“We have to see that Chinese companies, partly with the support of state funds, are increasingly trying to buy up European companies that are cheap to acquire or that got into economic difficulties due to the coronavirus crisis,” he told a German newspaper.
Germany isn’t alone in struggling how to respond to China.
Since the Covid-19 pandemic began in January, several European governments have voiced anger about Beijing’s actions, especially its “mask diplomacy” and the more confrontational rhetoric of China’s so-called “wolf warrior” diplomats, who have often publicly mocked European responses to the health crisis.
Britain’s Foreign Secretary Dominic Rabb has vowed that “we can’t have business as usual after this crisis,” while the French government has also vowed that relations won’t return to normal after the pandemic ends.
Reinhard Buetikofer, a German Green party lawmaker who chairs the European Parliament’s delegation for relations with China, went as far as to say that “over these months China has lost Europe” in an interview with Bloomberg last month.
The EU, however, has oscillated between sounding tough and conciliatory, and has been rebuked in recent weeks for allegedly toning down statements on China’s actions and for allowing Chinese diplomats to censor an op-ed written by European ambassadors.
Speaking to a group of German diplomats in May, the EU’s foreign chief Josep Borrell reportedly said that “analysts have long talked about the end of an American-led system and the arrival of an Asian century. This is now happening in front of our eyes.” He added that the EU faces rising “pressure to choose sides.”
Instead, the bloc “should follow our own interests and values and avoid being instrumentalized by one or the other,” Borrell said, according to news reports.
Like the EU, Germany also has no enthusiasm to pursue a Washington-like approach of confrontation with China, nor is it ready to align completely with the US in what some see as an emerging new Cold War.
Indeed, as the major power within the EU, German politicians remain committed to the idea of Europe carving out its own position in the increasingly fraught US-China superpower rivalry.
“We should not fall into a new bipolarity, but rather try to include a country like China and treat it at least equally, based on our results and experiences with multilateralism,” Merkel reportedly said at the American Academy in Berlin in January.
Berlin’s position on China has been complicated since 2017, after Trump took office and relations between the US and Europe – including with Germany – severely deteriorated.
Trump regularly attacks European politicians, has imposed tariffs on European exports and has repeatedly claimed that either European states don’t pay enough into the NATO security alliance or that the US could leave the alliance altogether.

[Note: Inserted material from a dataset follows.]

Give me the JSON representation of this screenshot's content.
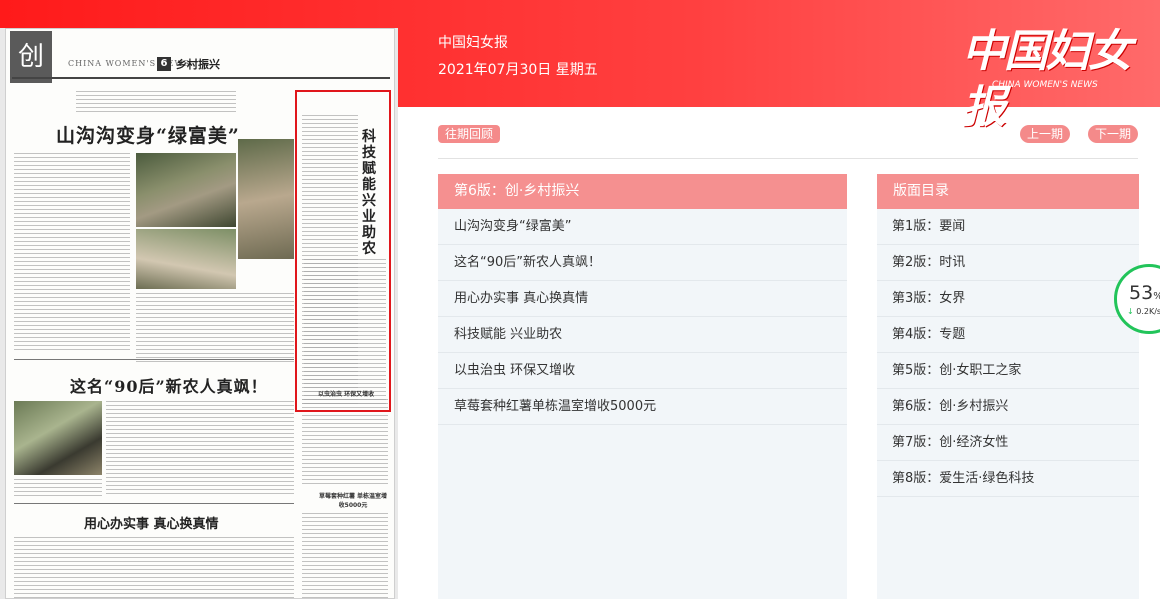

Even if there was a willingness in Berlin to choose sides between the US and China, the Trump administration’s policies have made that decision much harder for European governments.
Yet, as with much of German politics, the question also boils down to the personal desires of Merkel herself.

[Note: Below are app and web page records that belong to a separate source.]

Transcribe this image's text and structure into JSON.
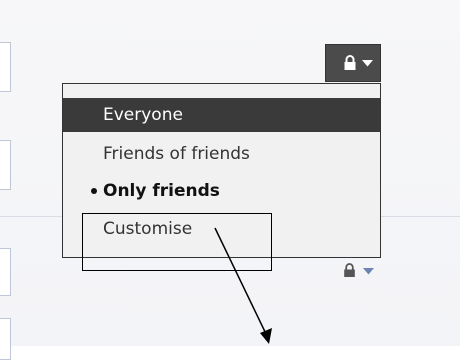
{
  "privacy_menu": {
    "button_lock_icon": "lock-icon",
    "button_caret_icon": "caret-down-icon",
    "items": [
      {
        "label": "Everyone",
        "state": "highlighted"
      },
      {
        "label": "Friends of friends",
        "state": "normal"
      },
      {
        "label": "Only friends",
        "state": "selected"
      },
      {
        "label": "Customise",
        "state": "normal"
      }
    ]
  },
  "row_privacy_icon": {
    "lock_icon": "lock-icon",
    "caret_icon": "caret-down-icon"
  },
  "colors": {
    "button_bg": "#4b4b4b",
    "highlight_bg": "#3a3a3a",
    "menu_bg": "#f1f1f1",
    "caret_blue": "#6d84b4",
    "field_border": "#bdc7d8"
  }
}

The chancellor plans to step down next year, at which time she would have spent 16 years on the job. Because of her long domination of German politics, her policy towards China is Germany’s policy. What happens when she leaves office, however, is another matter.
Of her four most likely replacements, two already advocate for a tougher line on China, while the other two are more in agreement with Merkel’s current more conciliatory position, pundits note.

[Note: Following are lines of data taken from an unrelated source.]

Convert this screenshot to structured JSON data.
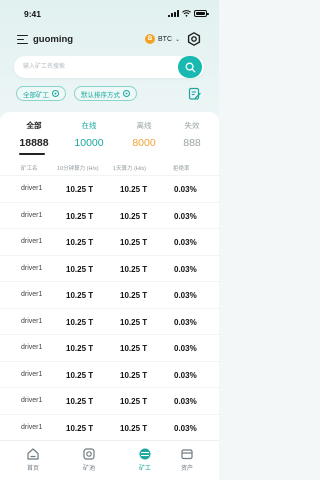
{
  "status_bar": {
    "time": "9:41"
  },
  "header": {
    "username": "guoming",
    "coin": "BTC",
    "coin_symbol": "B"
  },
  "search": {
    "placeholder": "输入矿工名搜索"
  },
  "filters": {
    "group": "全部矿工",
    "sort": "默认排序方式"
  },
  "stats": [
    {
      "label": "全部",
      "value": "18888"
    },
    {
      "label": "在线",
      "value": "10000"
    },
    {
      "label": "离线",
      "value": "8000"
    },
    {
      "label": "失效",
      "value": "888"
    }
  ],
  "table": {
    "headers": {
      "name": "矿工名",
      "hash_10m": "10分钟算力 (H/s)",
      "hash_1d": "1天算力 (H/s)",
      "reject": "拒绝率"
    },
    "rows": [
      {
        "name": "driver1",
        "hash_10m": "10.25 T",
        "hash_1d": "10.25 T",
        "reject": "0.03%"
      },
      {
        "name": "driver1",
        "hash_10m": "10.25 T",
        "hash_1d": "10.25 T",
        "reject": "0.03%"
      },
      {
        "name": "driver1",
        "hash_10m": "10.25 T",
        "hash_1d": "10.25 T",
        "reject": "0.03%"
      },
      {
        "name": "driver1",
        "hash_10m": "10.25 T",
        "hash_1d": "10.25 T",
        "reject": "0.03%"
      },
      {
        "name": "driver1",
        "hash_10m": "10.25 T",
        "hash_1d": "10.25 T",
        "reject": "0.03%"
      },
      {
        "name": "driver1",
        "hash_10m": "10.25 T",
        "hash_1d": "10.25 T",
        "reject": "0.03%"
      },
      {
        "name": "driver1",
        "hash_10m": "10.25 T",
        "hash_1d": "10.25 T",
        "reject": "0.03%"
      },
      {
        "name": "driver1",
        "hash_10m": "10.25 T",
        "hash_1d": "10.25 T",
        "reject": "0.03%"
      },
      {
        "name": "driver1",
        "hash_10m": "10.25 T",
        "hash_1d": "10.25 T",
        "reject": "0.03%"
      },
      {
        "name": "driver1",
        "hash_10m": "10.25 T",
        "hash_1d": "10.25 T",
        "reject": "0.03%"
      }
    ]
  },
  "nav": [
    {
      "label": "首页",
      "icon": "home-icon"
    },
    {
      "label": "矿池",
      "icon": "pool-icon"
    },
    {
      "label": "矿工",
      "icon": "miner-icon"
    },
    {
      "label": "资产",
      "icon": "wallet-icon"
    }
  ],
  "colors": {
    "accent": "#19b9b1",
    "online": "#1aa79f",
    "offline": "#f2a232",
    "invalid": "#9aa3a8",
    "btc": "#f4a223"
  }
}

From now until Merkel’s resignation, it is unlikely that Berlin will depart in a significant way from its current line, yet its stance may look increasingly out of step with a Europe that is hardening its attitude against China.
Europe’s divided opinion may be vocally apparent if leaders meet as scheduled in Leipzig in September. But tough decisions await the next German leader, whoever that might be.
“Going forward,” Barkin said, “it will be impossible for Germany to have its cake and eat it too.”